Washington has become the first state in the U.S. to pass legislation mandating net neutrality after the Federal Communications Commission (FCC) voted in December to end the rule.
Net neutrality is a principle that says no Internet traffic should get special treatment, and Internet service providers can’t block or degrade certain traffic because the website or service pumping it out isn’t willing to pay up for prioritization.
Although the FCC is in the process of rescinding the rule, most Americans are in favor of net neutrality. And states are stepping in where Ajit Pai’s FCC refuses to tread.
“Today we make history: Washington will be the first state in the nation to preserve the open internet,” Washington Governor Jay Inslee said Monday, as he signed the legislation. “We’ve seen the power of an open Internet. It allows a student in Washington to connect with researchers all around the world — or a small business to compete in the global marketplace. It’s allowed the free flow of information and ideas in one of the greatest demonstrations of free speech in our history.”
The state’s law prohibits broadband companies from blocking legal content, applications and services, or blocking “non-harmful devices” from connecting to their networks. It also bans the throttling of certain Internet traffic—something providers have in the past done with Internet voice services—along with paid prioritization.
Washington isn’t the only state taking such action, even if it’s the first to see it through to the finish line. Oregon’s house and senate have passed a similar measure, and Governor Kate Brown is expected to approve it. More than half a dozen other states are also considering net neutrality legislation.
In some states, governors have taken a more direct approach, signing executive orders that mandate net neutrality. These include Vermont, Montana, New York, and New Jersey.
In Hawaii, Governor David Ige ordered state government agencies to only take Internet-related services from companies whose contracts include net neutrality principles.
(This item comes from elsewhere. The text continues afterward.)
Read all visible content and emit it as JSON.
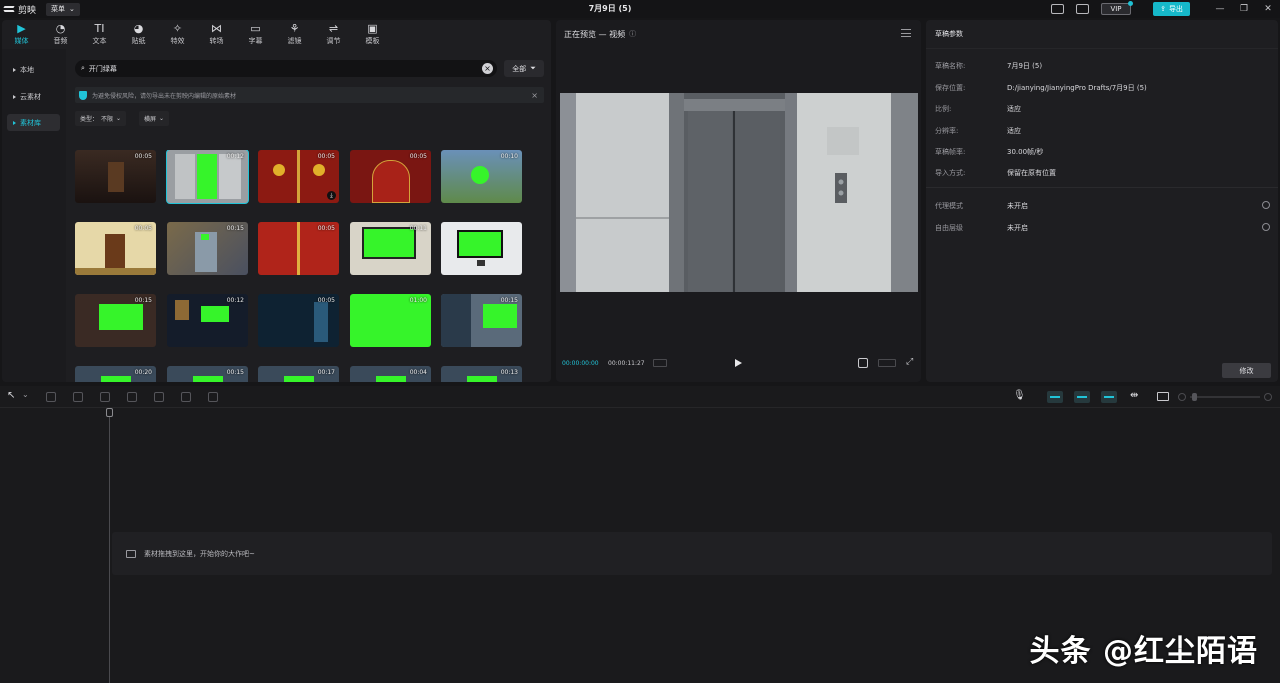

Meanwhile, a coalition of almost two dozen state attorneys general is suing the FCC at the U.S. Court of Appeals, demanding a federal-level rollback of the agency’s decision.